[Data about app and page elements]
▼

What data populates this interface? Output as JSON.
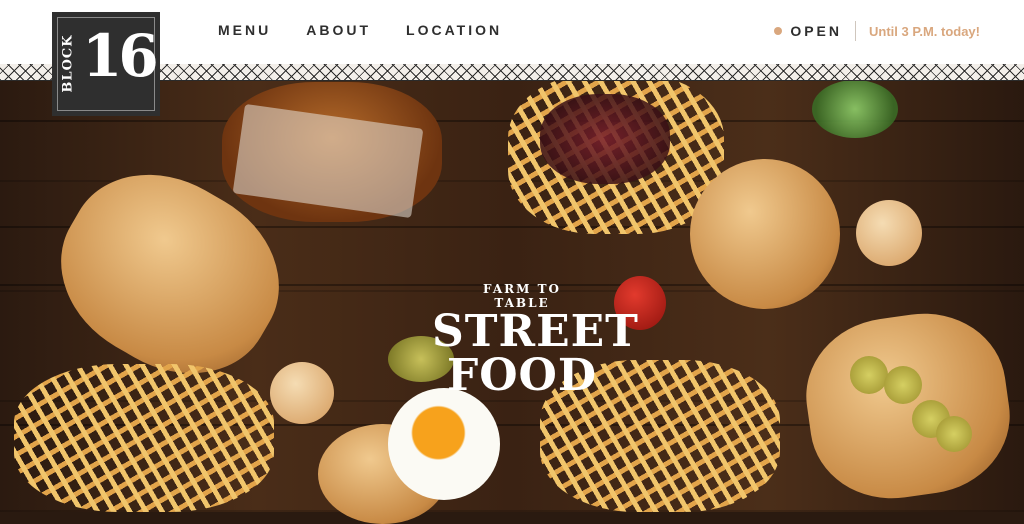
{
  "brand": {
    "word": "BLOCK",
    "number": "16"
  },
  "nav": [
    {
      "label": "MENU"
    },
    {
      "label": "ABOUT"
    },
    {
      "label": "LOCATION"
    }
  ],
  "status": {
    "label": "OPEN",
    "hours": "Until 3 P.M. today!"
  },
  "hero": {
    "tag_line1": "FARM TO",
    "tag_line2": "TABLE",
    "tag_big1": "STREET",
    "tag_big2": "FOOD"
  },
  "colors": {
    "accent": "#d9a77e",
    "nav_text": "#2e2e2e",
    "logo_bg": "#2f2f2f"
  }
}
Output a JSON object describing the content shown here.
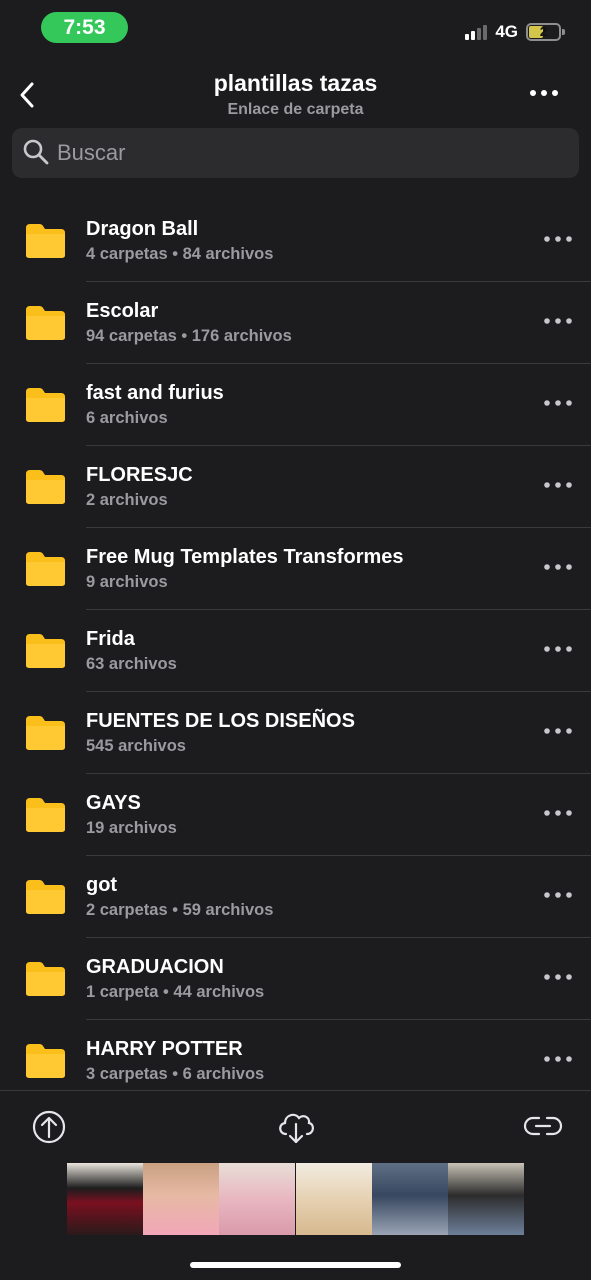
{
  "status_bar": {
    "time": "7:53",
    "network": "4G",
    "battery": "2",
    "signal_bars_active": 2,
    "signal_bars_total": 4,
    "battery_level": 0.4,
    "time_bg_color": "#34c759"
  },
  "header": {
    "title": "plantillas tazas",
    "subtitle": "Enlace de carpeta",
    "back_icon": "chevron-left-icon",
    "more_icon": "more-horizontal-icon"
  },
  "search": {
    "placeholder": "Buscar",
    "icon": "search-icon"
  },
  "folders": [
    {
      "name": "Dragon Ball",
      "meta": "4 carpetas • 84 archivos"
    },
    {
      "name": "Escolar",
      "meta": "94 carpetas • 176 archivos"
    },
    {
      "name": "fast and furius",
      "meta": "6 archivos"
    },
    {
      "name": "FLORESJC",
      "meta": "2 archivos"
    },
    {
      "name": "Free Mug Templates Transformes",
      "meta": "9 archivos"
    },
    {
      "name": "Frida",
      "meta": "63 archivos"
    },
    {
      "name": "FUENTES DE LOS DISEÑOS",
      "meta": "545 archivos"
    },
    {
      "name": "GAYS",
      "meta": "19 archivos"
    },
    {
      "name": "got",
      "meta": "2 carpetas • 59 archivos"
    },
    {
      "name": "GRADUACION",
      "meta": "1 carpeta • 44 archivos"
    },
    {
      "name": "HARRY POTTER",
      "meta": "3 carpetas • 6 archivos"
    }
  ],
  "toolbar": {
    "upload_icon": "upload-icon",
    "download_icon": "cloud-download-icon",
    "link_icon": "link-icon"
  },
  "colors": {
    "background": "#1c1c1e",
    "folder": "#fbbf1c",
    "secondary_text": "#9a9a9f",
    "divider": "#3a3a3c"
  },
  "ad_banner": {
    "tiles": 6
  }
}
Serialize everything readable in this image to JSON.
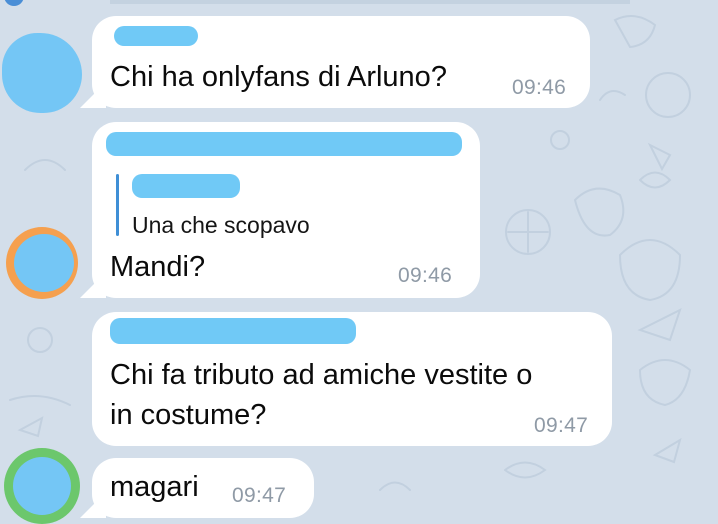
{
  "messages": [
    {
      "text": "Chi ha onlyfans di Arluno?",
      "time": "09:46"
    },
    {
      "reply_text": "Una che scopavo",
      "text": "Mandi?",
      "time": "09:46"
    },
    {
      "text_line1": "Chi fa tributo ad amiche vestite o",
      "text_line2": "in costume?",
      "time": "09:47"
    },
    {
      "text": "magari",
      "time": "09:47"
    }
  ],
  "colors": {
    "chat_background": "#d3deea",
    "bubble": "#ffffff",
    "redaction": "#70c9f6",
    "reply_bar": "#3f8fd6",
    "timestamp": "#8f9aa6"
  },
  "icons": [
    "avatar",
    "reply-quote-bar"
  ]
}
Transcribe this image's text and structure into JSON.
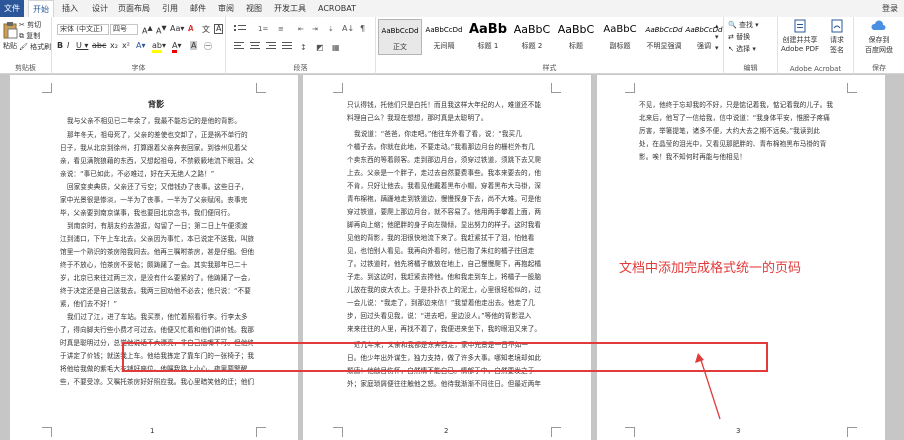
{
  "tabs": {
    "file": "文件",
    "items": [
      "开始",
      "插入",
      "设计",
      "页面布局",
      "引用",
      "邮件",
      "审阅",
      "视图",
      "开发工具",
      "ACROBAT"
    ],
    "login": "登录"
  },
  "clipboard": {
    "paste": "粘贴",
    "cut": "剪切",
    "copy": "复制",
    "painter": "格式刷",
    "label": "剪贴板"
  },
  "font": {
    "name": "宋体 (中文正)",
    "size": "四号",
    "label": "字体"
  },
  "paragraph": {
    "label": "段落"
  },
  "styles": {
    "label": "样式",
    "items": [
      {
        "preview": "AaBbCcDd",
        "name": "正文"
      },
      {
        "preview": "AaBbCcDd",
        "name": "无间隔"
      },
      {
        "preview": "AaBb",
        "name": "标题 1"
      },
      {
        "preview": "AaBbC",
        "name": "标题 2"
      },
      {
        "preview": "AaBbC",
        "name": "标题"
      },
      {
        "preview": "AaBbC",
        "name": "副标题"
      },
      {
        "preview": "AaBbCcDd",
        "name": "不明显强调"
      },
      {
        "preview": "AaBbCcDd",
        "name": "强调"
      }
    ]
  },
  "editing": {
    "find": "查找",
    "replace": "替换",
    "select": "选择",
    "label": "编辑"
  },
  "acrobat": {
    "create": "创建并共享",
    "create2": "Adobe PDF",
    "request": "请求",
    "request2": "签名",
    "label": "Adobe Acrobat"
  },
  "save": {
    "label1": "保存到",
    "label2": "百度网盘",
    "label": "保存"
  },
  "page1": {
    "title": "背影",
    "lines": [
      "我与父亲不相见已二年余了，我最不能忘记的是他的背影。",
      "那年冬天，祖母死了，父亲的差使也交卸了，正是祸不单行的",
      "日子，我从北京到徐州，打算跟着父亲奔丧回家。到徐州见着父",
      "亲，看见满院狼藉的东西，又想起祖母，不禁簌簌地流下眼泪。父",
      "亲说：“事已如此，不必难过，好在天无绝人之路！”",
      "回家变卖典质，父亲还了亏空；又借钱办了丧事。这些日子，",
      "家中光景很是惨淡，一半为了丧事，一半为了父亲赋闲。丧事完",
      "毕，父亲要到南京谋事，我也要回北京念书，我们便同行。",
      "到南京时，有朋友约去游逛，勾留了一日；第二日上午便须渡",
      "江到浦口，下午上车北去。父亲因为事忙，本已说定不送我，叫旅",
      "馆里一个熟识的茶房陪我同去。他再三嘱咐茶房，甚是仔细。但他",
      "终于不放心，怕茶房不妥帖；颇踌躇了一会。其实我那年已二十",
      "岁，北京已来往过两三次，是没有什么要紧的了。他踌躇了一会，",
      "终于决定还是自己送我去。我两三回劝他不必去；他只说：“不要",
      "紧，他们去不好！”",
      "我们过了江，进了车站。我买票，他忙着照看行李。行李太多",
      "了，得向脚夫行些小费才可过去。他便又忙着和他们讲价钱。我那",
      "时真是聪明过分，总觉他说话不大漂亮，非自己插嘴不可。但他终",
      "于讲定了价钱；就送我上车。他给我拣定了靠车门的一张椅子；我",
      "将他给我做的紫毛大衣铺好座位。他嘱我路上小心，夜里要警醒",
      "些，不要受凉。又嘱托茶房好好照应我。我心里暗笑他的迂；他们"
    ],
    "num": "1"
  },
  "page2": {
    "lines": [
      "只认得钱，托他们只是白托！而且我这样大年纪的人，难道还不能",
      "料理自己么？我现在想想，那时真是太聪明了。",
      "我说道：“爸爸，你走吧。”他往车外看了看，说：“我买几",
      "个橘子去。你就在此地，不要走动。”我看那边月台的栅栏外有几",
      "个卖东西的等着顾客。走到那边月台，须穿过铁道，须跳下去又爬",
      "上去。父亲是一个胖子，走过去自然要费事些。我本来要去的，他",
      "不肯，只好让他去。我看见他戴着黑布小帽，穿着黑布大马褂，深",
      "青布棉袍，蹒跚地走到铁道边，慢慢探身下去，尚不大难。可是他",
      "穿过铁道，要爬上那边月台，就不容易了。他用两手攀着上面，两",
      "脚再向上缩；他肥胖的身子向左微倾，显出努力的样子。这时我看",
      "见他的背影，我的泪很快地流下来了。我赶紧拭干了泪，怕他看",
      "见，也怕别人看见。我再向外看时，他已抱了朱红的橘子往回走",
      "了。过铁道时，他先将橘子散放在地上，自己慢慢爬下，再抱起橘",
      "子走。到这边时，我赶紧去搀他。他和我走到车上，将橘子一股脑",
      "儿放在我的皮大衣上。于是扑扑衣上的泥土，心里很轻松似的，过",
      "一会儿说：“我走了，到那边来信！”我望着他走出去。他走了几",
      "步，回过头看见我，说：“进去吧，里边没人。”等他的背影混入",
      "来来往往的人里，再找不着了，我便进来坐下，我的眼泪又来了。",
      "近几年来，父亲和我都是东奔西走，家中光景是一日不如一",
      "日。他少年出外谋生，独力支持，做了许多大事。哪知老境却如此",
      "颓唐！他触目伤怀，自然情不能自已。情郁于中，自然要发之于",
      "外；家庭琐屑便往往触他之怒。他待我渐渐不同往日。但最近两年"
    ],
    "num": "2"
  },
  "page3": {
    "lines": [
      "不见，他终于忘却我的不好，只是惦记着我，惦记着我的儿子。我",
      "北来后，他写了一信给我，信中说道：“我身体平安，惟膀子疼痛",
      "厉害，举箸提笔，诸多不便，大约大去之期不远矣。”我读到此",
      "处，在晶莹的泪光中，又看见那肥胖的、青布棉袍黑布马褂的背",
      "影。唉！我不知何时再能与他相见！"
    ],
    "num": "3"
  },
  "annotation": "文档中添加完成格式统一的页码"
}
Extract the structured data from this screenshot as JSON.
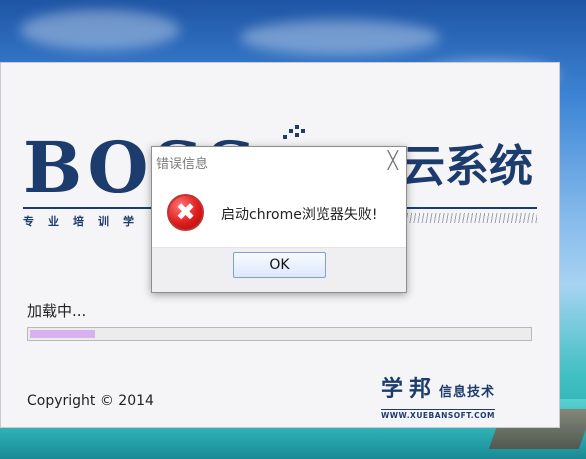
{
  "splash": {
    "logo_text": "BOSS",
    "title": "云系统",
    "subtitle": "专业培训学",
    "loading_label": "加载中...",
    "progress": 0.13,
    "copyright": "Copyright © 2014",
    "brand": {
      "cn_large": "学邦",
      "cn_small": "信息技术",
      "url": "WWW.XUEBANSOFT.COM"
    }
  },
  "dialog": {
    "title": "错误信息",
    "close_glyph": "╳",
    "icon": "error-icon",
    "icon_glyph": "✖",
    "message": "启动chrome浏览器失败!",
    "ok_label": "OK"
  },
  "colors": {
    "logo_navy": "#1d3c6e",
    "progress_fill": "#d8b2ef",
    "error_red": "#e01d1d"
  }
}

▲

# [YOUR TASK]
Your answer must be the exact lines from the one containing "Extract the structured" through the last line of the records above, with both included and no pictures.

# [ANSWER BOX]
Extract the structured data from this screenshot as JSON.
{
  "splash": {
    "logo_text": "BOSS",
    "title": "云系统",
    "subtitle": "专业培训学",
    "loading_label": "加载中...",
    "progress": 0.13,
    "copyright": "Copyright © 2014",
    "brand": {
      "cn_large": "学邦",
      "cn_small": "信息技术",
      "url": "WWW.XUEBANSOFT.COM"
    }
  },
  "dialog": {
    "title": "错误信息",
    "close_glyph": "╳",
    "icon": "error-icon",
    "icon_glyph": "✖",
    "message": "启动chrome浏览器失败!",
    "ok_label": "OK"
  },
  "colors": {
    "logo_navy": "#1d3c6e",
    "progress_fill": "#d8b2ef",
    "error_red": "#e01d1d"
  }
}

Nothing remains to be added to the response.